It seemed like a full-circle moment when I got to sit down with Kerry Ingram and tell her just how much Shireen Baratheon’s death upset me. Even on a show like Game of Thrones, which makes an art out of assaulting its viewers’ senses, that particular scene felt like it crossed a line — and that was just my reaction, watching safely from behind a computer screen! How must the actress herself feel, having to actually act out her character’s death at such a young age?

This led to a wider musing about what Game of Thrones does to protect its child actors from the horrific things their characters experience. (Ingram is now 17, but was only barely in her mid-teens when that scene was filmed.) I also wondered if she ever went back and watched the scene. Turned out she watched it live with the rest of us — but, luckily, she was able to find the fun side of the situation: Outraged reactions like my own. The irony is sweet.

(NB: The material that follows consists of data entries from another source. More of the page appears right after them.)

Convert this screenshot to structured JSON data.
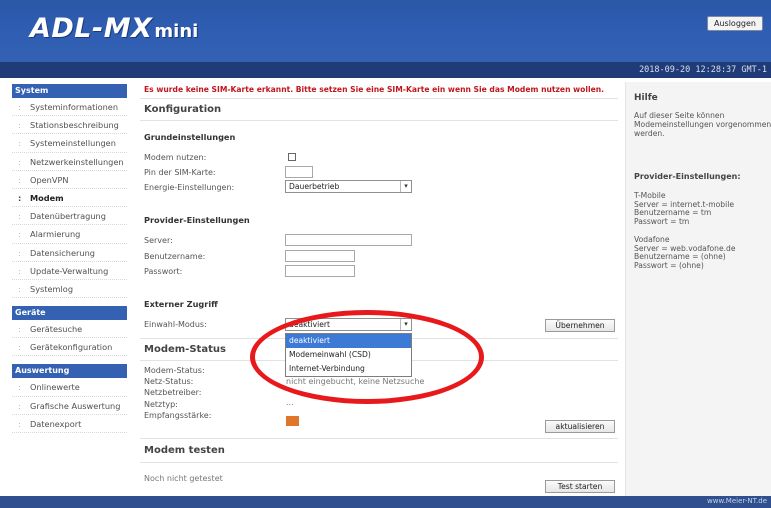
{
  "header": {
    "logo_main": "ADL-MX",
    "logo_sub": "mini",
    "logout_label": "Ausloggen",
    "datetime": "2018-09-20 12:28:37 GMT-1"
  },
  "sidebar": {
    "sections": [
      {
        "title": "System",
        "items": [
          "Systeminformationen",
          "Stationsbeschreibung",
          "Systemeinstellungen",
          "Netzwerkeinstellungen",
          "OpenVPN",
          "Modem",
          "Datenübertragung",
          "Alarmierung",
          "Datensicherung",
          "Update-Verwaltung",
          "Systemlog"
        ]
      },
      {
        "title": "Geräte",
        "items": [
          "Gerätesuche",
          "Gerätekonfiguration"
        ]
      },
      {
        "title": "Auswertung",
        "items": [
          "Onlinewerte",
          "Grafische Auswertung",
          "Datenexport"
        ]
      }
    ],
    "active_item": "Modem"
  },
  "main": {
    "alert": "Es wurde keine SIM-Karte erkannt. Bitte setzen Sie eine SIM-Karte ein wenn Sie das Modem nutzen wollen.",
    "config_title": "Konfiguration",
    "basic": {
      "title": "Grundeinstellungen",
      "modem_use_label": "Modem nutzen:",
      "modem_use_checked": false,
      "sim_pin_label": "Pin der SIM-Karte:",
      "sim_pin_value": "",
      "energy_label": "Energie-Einstellungen:",
      "energy_value": "Dauerbetrieb"
    },
    "provider": {
      "title": "Provider-Einstellungen",
      "server_label": "Server:",
      "server_value": "",
      "user_label": "Benutzername:",
      "user_value": "",
      "password_label": "Passwort:",
      "password_value": ""
    },
    "external": {
      "title": "Externer Zugriff",
      "dial_mode_label": "Einwahl-Modus:",
      "dial_mode_value": "deaktiviert",
      "dial_mode_options": [
        "deaktiviert",
        "Modemeinwahl (CSD)",
        "Internet-Verbindung"
      ],
      "apply_label": "Übernehmen"
    },
    "status": {
      "title": "Modem-Status",
      "modem_status_label": "Modem-Status:",
      "modem_status_value": "",
      "net_status_label": "Netz-Status:",
      "net_status_value": "nicht eingebucht, keine Netzsuche",
      "operator_label": "Netzbetreiber:",
      "operator_value": "",
      "net_type_label": "Netztyp:",
      "net_type_value": "...",
      "signal_label": "Empfangsstärke:",
      "signal_color": "#e0762c",
      "refresh_label": "aktualisieren"
    },
    "test": {
      "title": "Modem testen",
      "result": "Noch nicht getestet",
      "start_label": "Test starten"
    }
  },
  "help": {
    "title": "Hilfe",
    "text": "Auf dieser Seite können Modemeinstellungen vorgenommen werden.",
    "provider_title": "Provider-Einstellungen:",
    "tmobile": [
      "T-Mobile",
      "Server = internet.t-mobile",
      "Benutzername = tm",
      "Passwort = tm"
    ],
    "vodafone": [
      "Vodafone",
      "Server = web.vodafone.de",
      "Benutzername = (ohne)",
      "Passwort = (ohne)"
    ]
  },
  "footer": {
    "text": "www.Meier-NT.de"
  },
  "colors": {
    "header_blue": "#2f5eb3",
    "alert_red": "#c0161c",
    "highlight_ellipse": "#e8191c",
    "dropdown_selected": "#3d7ad6"
  }
}
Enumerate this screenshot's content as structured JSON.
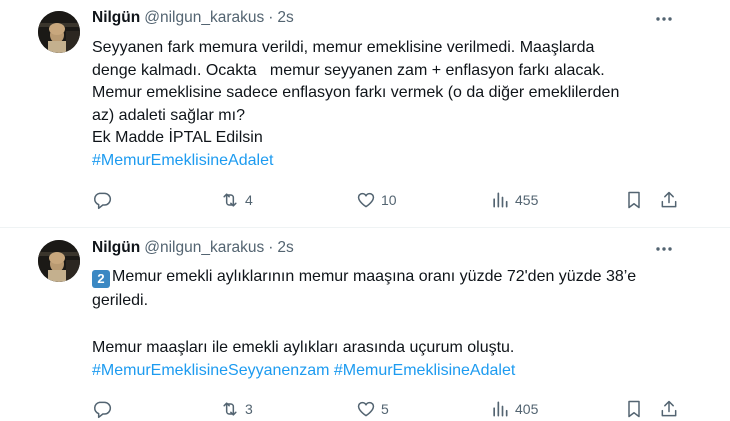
{
  "tweets": [
    {
      "name": "Nilgün",
      "handle": "@nilgun_karakus",
      "separator": "·",
      "time": "2s",
      "lines": [
        "Seyyanen fark memura verildi, memur emeklisine verilmedi. Maaşlarda",
        "denge kalmadı. Ocakta   memur seyyanen zam + enflasyon farkı alacak.",
        "Memur emeklisine sadece enflasyon farkı vermek (o da diğer emeklilerden",
        "az) adaleti sağlar mı?",
        "Ek Madde İPTAL Edilsin"
      ],
      "hashtags": "#MemurEmeklisineAdalet",
      "actions": {
        "replies": "",
        "retweets": "4",
        "likes": "10",
        "views": "455"
      }
    },
    {
      "name": "Nilgün",
      "handle": "@nilgun_karakus",
      "separator": "·",
      "time": "2s",
      "badge": "2",
      "line1": "Memur emekli aylıklarının memur maaşına oranı yüzde 72'den yüzde 38’e",
      "line2": "geriledi.",
      "line3": "Memur maaşları ile emekli aylıkları arasında uçurum oluştu.",
      "hashtags": "#MemurEmeklisineSeyyanenzam #MemurEmeklisineAdalet",
      "actions": {
        "replies": "",
        "retweets": "3",
        "likes": "5",
        "views": "405"
      }
    }
  ],
  "colors": {
    "link": "#1d9bf0",
    "muted": "#536471",
    "text": "#0f1419",
    "badge": "#3b88c3"
  },
  "icons": [
    "more-icon",
    "reply-icon",
    "retweet-icon",
    "like-icon",
    "views-icon",
    "bookmark-icon",
    "share-icon"
  ]
}
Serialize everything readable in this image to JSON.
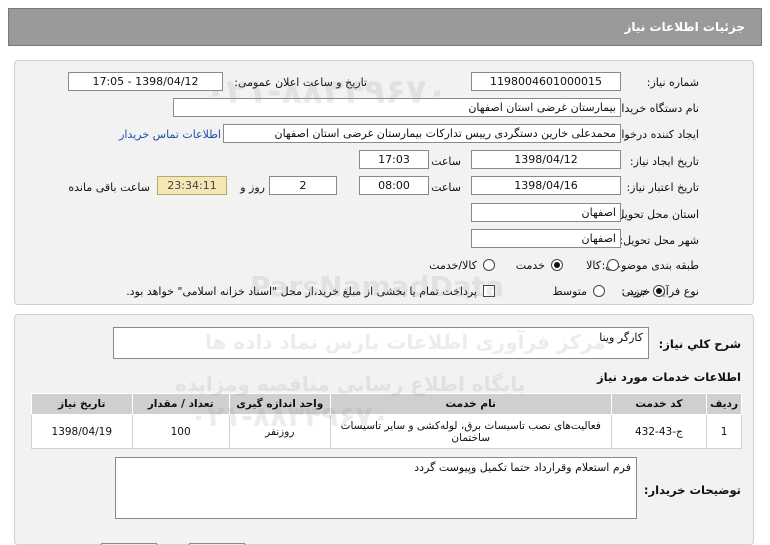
{
  "header": {
    "title": "جزئیات اطلاعات نیاز"
  },
  "fields": {
    "need_number_label": "شماره نیاز:",
    "need_number": "1198004601000015",
    "announce_label": "تاریخ و ساعت اعلان عمومی:",
    "announce_value": "1398/04/12 - 17:05",
    "buyer_org_label": "نام دستگاه خریدار:",
    "buyer_org": "بیمارستان غرضی استان اصفهان",
    "requester_label": "ایجاد کننده درخواست:",
    "requester": "محمدعلی خارین دستگردی رییس تدارکات بیمارستان غرضی استان اصفهان",
    "contact_link": "اطلاعات تماس خریدار",
    "created_label": "تاریخ ایجاد نیاز:",
    "created_date": "1398/04/12",
    "time_label": "ساعت",
    "created_time": "17:03",
    "valid_label": "تاریخ اعتبار نیاز:",
    "valid_date": "1398/04/16",
    "valid_time": "08:00",
    "days": "2",
    "days_label": "روز و",
    "remaining_time": "23:34:11",
    "remaining_label": "ساعت باقی مانده",
    "province_label": "استان محل تحویل:",
    "province": "اصفهان",
    "city_label": "شهر محل تحویل:",
    "city": "اصفهان",
    "category_label": "طبقه بندی موضوعی:",
    "category_options": [
      "کالا",
      "خدمت",
      "کالا/خدمت"
    ],
    "process_label": "نوع فرآیند خرید :",
    "process_options": [
      "جزیی",
      "متوسط"
    ],
    "payment_note": "پرداخت تمام یا بخشی از مبلغ خرید،از محل \"اسناد خزانه اسلامی\" خواهد بود."
  },
  "need_desc": {
    "label": "شرح کلي نیاز:",
    "value": "کارگر وینا"
  },
  "services": {
    "title": "اطلاعات خدمات مورد نیاز",
    "columns": [
      "ردیف",
      "کد خدمت",
      "نام خدمت",
      "واحد اندازه گیری",
      "تعداد / مقدار",
      "تاریخ نیاز"
    ],
    "rows": [
      [
        "1",
        "ج-43-432",
        "فعالیت‌های نصب تاسیسات برق، لوله‌کشی و سایر تاسیسات ساختمان",
        "روزنفر",
        "100",
        "1398/04/19"
      ]
    ]
  },
  "buyer_notes": {
    "label": "توضیحات خریدار:",
    "value": "فرم استعلام وقرارداد حتما تکمیل وپیوست گردد"
  },
  "watermark": {
    "brand": "ParsNamadData",
    "line1": "مرکز فرآوری اطلاعات پارس نماد داده ها",
    "line2": "پایگاه اطلاع رسانی مناقصه ومزایده",
    "phone": "۰۲۱-۸۸۳۴۹۶۷۰"
  }
}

At Copenhagen Comic-Con 2016 I got to ask Kerry Ingram all this and more, while also diving into more fun topics like Shireen and Arya’s hypothetical take-over of Westeros, and Ingram’s new Netflix series, on which she plays ‘Becky with the good hair’ and gets to do lots of horseback riding. Watch the full interview below:

Ingram’s new Netflix series stars Jaylen Barron as Zoë, a 15-year-old American girl whose stay at Bright Field Stables in the U.K. leads her to form an unexpected friendship with a mysterious horse named Raven.

The Lime Pictures drama also stars Celine Buckens and Natalie Gumede. It was created by Anna McCleery and Vicki Lutas, and is tentatively expected to premiere on Netflix in 2017.

Follow Kerry Ingram on Twitter to keep up with her latest projects. Read more Game of Thrones news right here on Hypable.

This interview was done in collaboration with the Danish entertainment site Kulturbunkeren. Thanks to Copenhagen Comic-Con for making it possible!